YOUR INSTRUCTIONS —
An exact copy of every entry is needed, with the images left out.

Items listed in a dataset:
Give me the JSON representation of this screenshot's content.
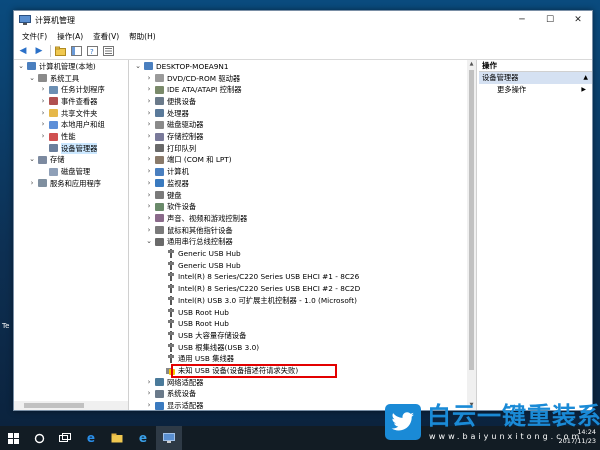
{
  "window": {
    "title": "计算机管理",
    "controls": {
      "minimize": "─",
      "maximize": "☐",
      "close": "✕"
    }
  },
  "menu": [
    "文件(F)",
    "操作(A)",
    "查看(V)",
    "帮助(H)"
  ],
  "left_tree": [
    {
      "label": "计算机管理(本地)",
      "depth": 0,
      "expander": "⌄",
      "icon": "computer-icon",
      "color": "#4a7fbf"
    },
    {
      "label": "系统工具",
      "depth": 1,
      "expander": "⌄",
      "icon": "tools-icon",
      "color": "#8a8a8a"
    },
    {
      "label": "任务计划程序",
      "depth": 2,
      "expander": "›",
      "icon": "clock-icon",
      "color": "#6b8fb3"
    },
    {
      "label": "事件查看器",
      "depth": 2,
      "expander": "›",
      "icon": "event-icon",
      "color": "#b05050"
    },
    {
      "label": "共享文件夹",
      "depth": 2,
      "expander": "›",
      "icon": "folder-icon",
      "color": "#e6b84a"
    },
    {
      "label": "本地用户和组",
      "depth": 2,
      "expander": "›",
      "icon": "users-icon",
      "color": "#5d8fd8"
    },
    {
      "label": "性能",
      "depth": 2,
      "expander": "›",
      "icon": "performance-icon",
      "color": "#d05050"
    },
    {
      "label": "设备管理器",
      "depth": 2,
      "expander": "",
      "icon": "device-manager-icon",
      "color": "#6a7f9c",
      "selected": true
    },
    {
      "label": "存储",
      "depth": 1,
      "expander": "⌄",
      "icon": "storage-icon",
      "color": "#7c8aa0"
    },
    {
      "label": "磁盘管理",
      "depth": 2,
      "expander": "",
      "icon": "disk-icon",
      "color": "#8fa0b8"
    },
    {
      "label": "服务和应用程序",
      "depth": 1,
      "expander": "›",
      "icon": "services-icon",
      "color": "#7f8f9f"
    }
  ],
  "device_tree": [
    {
      "label": "DESKTOP-MOEA9N1",
      "depth": 0,
      "expander": "⌄",
      "icon": "computer-icon",
      "color": "#4a7fbf"
    },
    {
      "label": "DVD/CD-ROM 驱动器",
      "depth": 1,
      "expander": "›",
      "icon": "dvd-icon",
      "color": "#9a9a9a"
    },
    {
      "label": "IDE ATA/ATAPI 控制器",
      "depth": 1,
      "expander": "›",
      "icon": "ide-icon",
      "color": "#7a8a6a"
    },
    {
      "label": "便携设备",
      "depth": 1,
      "expander": "›",
      "icon": "portable-icon",
      "color": "#6a7a8a"
    },
    {
      "label": "处理器",
      "depth": 1,
      "expander": "›",
      "icon": "cpu-icon",
      "color": "#5a7a9a"
    },
    {
      "label": "磁盘驱动器",
      "depth": 1,
      "expander": "›",
      "icon": "disk-icon",
      "color": "#8a8a8a"
    },
    {
      "label": "存储控制器",
      "depth": 1,
      "expander": "›",
      "icon": "storage-icon",
      "color": "#7a7a9a"
    },
    {
      "label": "打印队列",
      "depth": 1,
      "expander": "›",
      "icon": "printer-icon",
      "color": "#6a6a6a"
    },
    {
      "label": "端口 (COM 和 LPT)",
      "depth": 1,
      "expander": "›",
      "icon": "port-icon",
      "color": "#8a7a6a"
    },
    {
      "label": "计算机",
      "depth": 1,
      "expander": "›",
      "icon": "computer-icon",
      "color": "#4a7fbf"
    },
    {
      "label": "监视器",
      "depth": 1,
      "expander": "›",
      "icon": "monitor-icon",
      "color": "#3a7abf"
    },
    {
      "label": "键盘",
      "depth": 1,
      "expander": "›",
      "icon": "keyboard-icon",
      "color": "#7a7a7a"
    },
    {
      "label": "软件设备",
      "depth": 1,
      "expander": "›",
      "icon": "software-icon",
      "color": "#6a8a6a"
    },
    {
      "label": "声音、视频和游戏控制器",
      "depth": 1,
      "expander": "›",
      "icon": "sound-icon",
      "color": "#8a6a8a"
    },
    {
      "label": "鼠标和其他指针设备",
      "depth": 1,
      "expander": "›",
      "icon": "mouse-icon",
      "color": "#7a7a7a"
    },
    {
      "label": "通用串行总线控制器",
      "depth": 1,
      "expander": "⌄",
      "icon": "usb-controller-icon",
      "color": "#6a6a6a"
    },
    {
      "label": "Generic USB Hub",
      "depth": 2,
      "expander": "",
      "icon": "usb-icon",
      "color": "#555555"
    },
    {
      "label": "Generic USB Hub",
      "depth": 2,
      "expander": "",
      "icon": "usb-icon",
      "color": "#555555"
    },
    {
      "label": "Intel(R) 8 Series/C220 Series USB EHCI #1 - 8C26",
      "depth": 2,
      "expander": "",
      "icon": "usb-icon",
      "color": "#555555"
    },
    {
      "label": "Intel(R) 8 Series/C220 Series USB EHCI #2 - 8C2D",
      "depth": 2,
      "expander": "",
      "icon": "usb-icon",
      "color": "#555555"
    },
    {
      "label": "Intel(R) USB 3.0 可扩展主机控制器 - 1.0 (Microsoft)",
      "depth": 2,
      "expander": "",
      "icon": "usb-icon",
      "color": "#555555"
    },
    {
      "label": "USB Root Hub",
      "depth": 2,
      "expander": "",
      "icon": "usb-icon",
      "color": "#555555"
    },
    {
      "label": "USB Root Hub",
      "depth": 2,
      "expander": "",
      "icon": "usb-icon",
      "color": "#555555"
    },
    {
      "label": "USB 大容量存储设备",
      "depth": 2,
      "expander": "",
      "icon": "usb-icon",
      "color": "#555555"
    },
    {
      "label": "USB 根集线器(USB 3.0)",
      "depth": 2,
      "expander": "",
      "icon": "usb-icon",
      "color": "#555555"
    },
    {
      "label": "通用 USB 集线器",
      "depth": 2,
      "expander": "",
      "icon": "usb-icon",
      "color": "#555555"
    },
    {
      "label": "未知 USB 设备(设备描述符请求失败)",
      "depth": 2,
      "expander": "",
      "icon": "unknown-device-warning-icon",
      "color": "#555555",
      "warning": true
    },
    {
      "label": "网络适配器",
      "depth": 1,
      "expander": "›",
      "icon": "network-icon",
      "color": "#4a7a9a"
    },
    {
      "label": "系统设备",
      "depth": 1,
      "expander": "›",
      "icon": "system-icon",
      "color": "#6a7a8a"
    },
    {
      "label": "显示适配器",
      "depth": 1,
      "expander": "›",
      "icon": "display-icon",
      "color": "#3a7abf"
    }
  ],
  "actions": {
    "header": "操作",
    "section": "设备管理器",
    "more": "更多操作"
  },
  "taskbar": {
    "time": "14:24",
    "date": "2017/11/23"
  },
  "desktop_label": "Te",
  "watermark": {
    "title": "白云一键重装系统",
    "url": "www.baiyunxitong.com"
  },
  "colors": {
    "highlight": "#e30000",
    "selection": "#cce8ff",
    "brand": "#1a8ad6"
  }
}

EXERCISE RESPONSE —
Give me the JSON representation of this screenshot's content.
{
  "window": {
    "title": "计算机管理",
    "controls": {
      "minimize": "─",
      "maximize": "☐",
      "close": "✕"
    }
  },
  "menu": [
    "文件(F)",
    "操作(A)",
    "查看(V)",
    "帮助(H)"
  ],
  "left_tree": [
    {
      "label": "计算机管理(本地)",
      "depth": 0,
      "expander": "⌄",
      "icon": "computer-icon",
      "color": "#4a7fbf"
    },
    {
      "label": "系统工具",
      "depth": 1,
      "expander": "⌄",
      "icon": "tools-icon",
      "color": "#8a8a8a"
    },
    {
      "label": "任务计划程序",
      "depth": 2,
      "expander": "›",
      "icon": "clock-icon",
      "color": "#6b8fb3"
    },
    {
      "label": "事件查看器",
      "depth": 2,
      "expander": "›",
      "icon": "event-icon",
      "color": "#b05050"
    },
    {
      "label": "共享文件夹",
      "depth": 2,
      "expander": "›",
      "icon": "folder-icon",
      "color": "#e6b84a"
    },
    {
      "label": "本地用户和组",
      "depth": 2,
      "expander": "›",
      "icon": "users-icon",
      "color": "#5d8fd8"
    },
    {
      "label": "性能",
      "depth": 2,
      "expander": "›",
      "icon": "performance-icon",
      "color": "#d05050"
    },
    {
      "label": "设备管理器",
      "depth": 2,
      "expander": "",
      "icon": "device-manager-icon",
      "color": "#6a7f9c",
      "selected": true
    },
    {
      "label": "存储",
      "depth": 1,
      "expander": "⌄",
      "icon": "storage-icon",
      "color": "#7c8aa0"
    },
    {
      "label": "磁盘管理",
      "depth": 2,
      "expander": "",
      "icon": "disk-icon",
      "color": "#8fa0b8"
    },
    {
      "label": "服务和应用程序",
      "depth": 1,
      "expander": "›",
      "icon": "services-icon",
      "color": "#7f8f9f"
    }
  ],
  "device_tree": [
    {
      "label": "DESKTOP-MOEA9N1",
      "depth": 0,
      "expander": "⌄",
      "icon": "computer-icon",
      "color": "#4a7fbf"
    },
    {
      "label": "DVD/CD-ROM 驱动器",
      "depth": 1,
      "expander": "›",
      "icon": "dvd-icon",
      "color": "#9a9a9a"
    },
    {
      "label": "IDE ATA/ATAPI 控制器",
      "depth": 1,
      "expander": "›",
      "icon": "ide-icon",
      "color": "#7a8a6a"
    },
    {
      "label": "便携设备",
      "depth": 1,
      "expander": "›",
      "icon": "portable-icon",
      "color": "#6a7a8a"
    },
    {
      "label": "处理器",
      "depth": 1,
      "expander": "›",
      "icon": "cpu-icon",
      "color": "#5a7a9a"
    },
    {
      "label": "磁盘驱动器",
      "depth": 1,
      "expander": "›",
      "icon": "disk-icon",
      "color": "#8a8a8a"
    },
    {
      "label": "存储控制器",
      "depth": 1,
      "expander": "›",
      "icon": "storage-icon",
      "color": "#7a7a9a"
    },
    {
      "label": "打印队列",
      "depth": 1,
      "expander": "›",
      "icon": "printer-icon",
      "color": "#6a6a6a"
    },
    {
      "label": "端口 (COM 和 LPT)",
      "depth": 1,
      "expander": "›",
      "icon": "port-icon",
      "color": "#8a7a6a"
    },
    {
      "label": "计算机",
      "depth": 1,
      "expander": "›",
      "icon": "computer-icon",
      "color": "#4a7fbf"
    },
    {
      "label": "监视器",
      "depth": 1,
      "expander": "›",
      "icon": "monitor-icon",
      "color": "#3a7abf"
    },
    {
      "label": "键盘",
      "depth": 1,
      "expander": "›",
      "icon": "keyboard-icon",
      "color": "#7a7a7a"
    },
    {
      "label": "软件设备",
      "depth": 1,
      "expander": "›",
      "icon": "software-icon",
      "color": "#6a8a6a"
    },
    {
      "label": "声音、视频和游戏控制器",
      "depth": 1,
      "expander": "›",
      "icon": "sound-icon",
      "color": "#8a6a8a"
    },
    {
      "label": "鼠标和其他指针设备",
      "depth": 1,
      "expander": "›",
      "icon": "mouse-icon",
      "color": "#7a7a7a"
    },
    {
      "label": "通用串行总线控制器",
      "depth": 1,
      "expander": "⌄",
      "icon": "usb-controller-icon",
      "color": "#6a6a6a"
    },
    {
      "label": "Generic USB Hub",
      "depth": 2,
      "expander": "",
      "icon": "usb-icon",
      "color": "#555555"
    },
    {
      "label": "Generic USB Hub",
      "depth": 2,
      "expander": "",
      "icon": "usb-icon",
      "color": "#555555"
    },
    {
      "label": "Intel(R) 8 Series/C220 Series USB EHCI #1 - 8C26",
      "depth": 2,
      "expander": "",
      "icon": "usb-icon",
      "color": "#555555"
    },
    {
      "label": "Intel(R) 8 Series/C220 Series USB EHCI #2 - 8C2D",
      "depth": 2,
      "expander": "",
      "icon": "usb-icon",
      "color": "#555555"
    },
    {
      "label": "Intel(R) USB 3.0 可扩展主机控制器 - 1.0 (Microsoft)",
      "depth": 2,
      "expander": "",
      "icon": "usb-icon",
      "color": "#555555"
    },
    {
      "label": "USB Root Hub",
      "depth": 2,
      "expander": "",
      "icon": "usb-icon",
      "color": "#555555"
    },
    {
      "label": "USB Root Hub",
      "depth": 2,
      "expander": "",
      "icon": "usb-icon",
      "color": "#555555"
    },
    {
      "label": "USB 大容量存储设备",
      "depth": 2,
      "expander": "",
      "icon": "usb-icon",
      "color": "#555555"
    },
    {
      "label": "USB 根集线器(USB 3.0)",
      "depth": 2,
      "expander": "",
      "icon": "usb-icon",
      "color": "#555555"
    },
    {
      "label": "通用 USB 集线器",
      "depth": 2,
      "expander": "",
      "icon": "usb-icon",
      "color": "#555555"
    },
    {
      "label": "未知 USB 设备(设备描述符请求失败)",
      "depth": 2,
      "expander": "",
      "icon": "unknown-device-warning-icon",
      "color": "#555555",
      "warning": true
    },
    {
      "label": "网络适配器",
      "depth": 1,
      "expander": "›",
      "icon": "network-icon",
      "color": "#4a7a9a"
    },
    {
      "label": "系统设备",
      "depth": 1,
      "expander": "›",
      "icon": "system-icon",
      "color": "#6a7a8a"
    },
    {
      "label": "显示适配器",
      "depth": 1,
      "expander": "›",
      "icon": "display-icon",
      "color": "#3a7abf"
    }
  ],
  "actions": {
    "header": "操作",
    "section": "设备管理器",
    "more": "更多操作"
  },
  "taskbar": {
    "time": "14:24",
    "date": "2017/11/23"
  },
  "desktop_label": "Te",
  "watermark": {
    "title": "白云一键重装系统",
    "url": "www.baiyunxitong.com"
  },
  "colors": {
    "highlight": "#e30000",
    "selection": "#cce8ff",
    "brand": "#1a8ad6"
  }
}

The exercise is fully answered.